Project description:Expansions of CAG/CTG trinucleotide repeats in DNA are the cause of at least 17 degenerative human disorders, including Huntington's Disease. Repeat instability is thought to occur via the formation of intrastrand hairpins during replication, repair, recombination, and transcription though relatively little is known about their structure and dynamics. We use single-molecule Förster resonance energy transfer to study DNA three-way junctions (3WJs) containing slip-outs composed of CAG or CTG repeats. 3WJs that only have repeats in the slip-out show two-state behavior, which we attribute to conformational flexibility at the 3WJ branchpoint. When the triplet repeats extend into the adjacent duplex, additional dynamics are observed, which we assign to interconversion of positional isomers. We propose a branchpoint migration model that involves conformational rearrangement, strand exchange, and bulge-loop movement. This migration has implications for how repeat slip-outs are processed by the cellular machinery, disease progression, and their development as drug targets.
Project description:While both individual transcription factors and cis-acting sites have been studied in relation to psychiatric disorders, there is little knowledge of the relative contribution of trans-acting and cis-acting factors to gene transcription in the brain. Using an RNA-seq approach in mice bred from two evolutionary-distinct mice strains, we determined the contribution of cis and trans factors to gene expression in the prefrontal cortex and amygdala, two regions of the brain relevant to the stress response, and the contribution of cis and trans factors in the prefrontal cortex after Chronic Social Defeat (CSD) in mice. More genes were regulated by cis-regulatory factors in both brain regions, underlying the importance of cis-acting gene regulation in the brain. However, there was an increase in genes regulated by trans-regulatory mechanisms in the amygdala, compared to the prefrontal cortex. These genes were involved in synaptic functions, and were enriched for binding sites for transcription factors, including Egr1. CSD induced an increase in genes regulated by trans-regulatory mechanisms in the prefrontal cortex, and induced a pattern similar to the unstressed amygdala.

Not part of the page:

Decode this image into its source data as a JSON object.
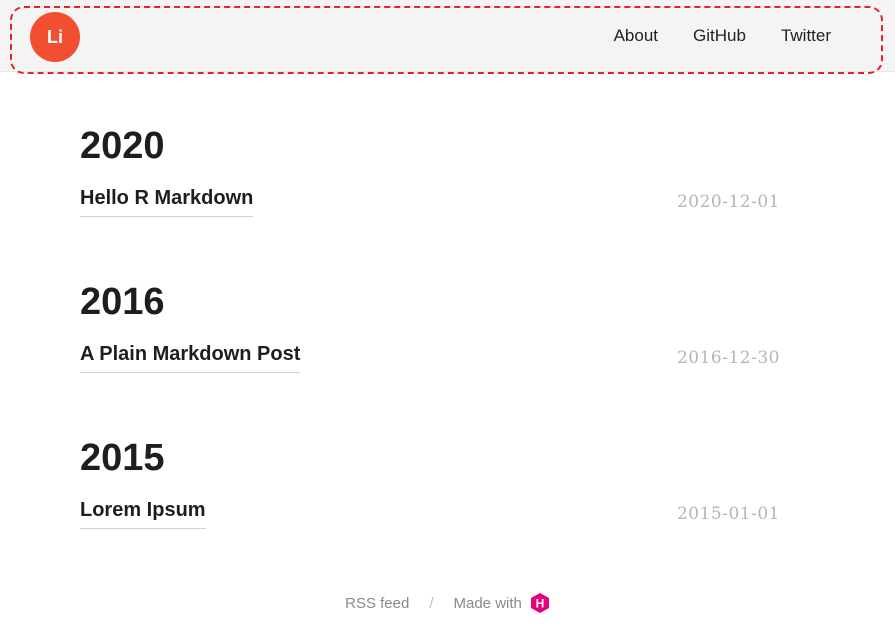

Overall, we show brain site-specific patterns in cis and trans regulatory mechanisms, and show that these patterns can be modified by a psychological trigger.